# Work request:
The required result is a copy of each line below in which "name" appears.

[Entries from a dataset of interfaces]
BEGIN

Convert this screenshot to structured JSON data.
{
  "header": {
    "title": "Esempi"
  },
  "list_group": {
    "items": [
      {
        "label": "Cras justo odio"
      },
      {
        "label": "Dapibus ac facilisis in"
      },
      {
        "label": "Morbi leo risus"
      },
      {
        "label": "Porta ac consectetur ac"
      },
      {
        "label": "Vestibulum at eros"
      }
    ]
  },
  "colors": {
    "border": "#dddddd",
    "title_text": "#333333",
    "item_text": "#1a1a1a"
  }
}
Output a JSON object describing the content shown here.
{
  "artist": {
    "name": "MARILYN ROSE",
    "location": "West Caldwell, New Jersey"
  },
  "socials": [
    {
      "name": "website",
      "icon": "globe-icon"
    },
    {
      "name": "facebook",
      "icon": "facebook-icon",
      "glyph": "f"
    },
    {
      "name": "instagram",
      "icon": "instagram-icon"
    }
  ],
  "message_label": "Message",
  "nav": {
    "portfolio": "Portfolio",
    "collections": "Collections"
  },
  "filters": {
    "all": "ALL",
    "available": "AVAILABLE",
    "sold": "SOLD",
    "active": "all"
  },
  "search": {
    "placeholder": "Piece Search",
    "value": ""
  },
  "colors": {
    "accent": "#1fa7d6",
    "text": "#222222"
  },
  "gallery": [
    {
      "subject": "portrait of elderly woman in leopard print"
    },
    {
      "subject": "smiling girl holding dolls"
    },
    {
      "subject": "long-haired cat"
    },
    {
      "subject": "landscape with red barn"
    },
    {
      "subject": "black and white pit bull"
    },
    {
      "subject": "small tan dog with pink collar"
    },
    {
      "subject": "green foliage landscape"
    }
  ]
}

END

# Reply to the exercise:
    "name": "MARILYN ROSE",
      "name": "website",
      "name": "facebook",
      "name": "instagram",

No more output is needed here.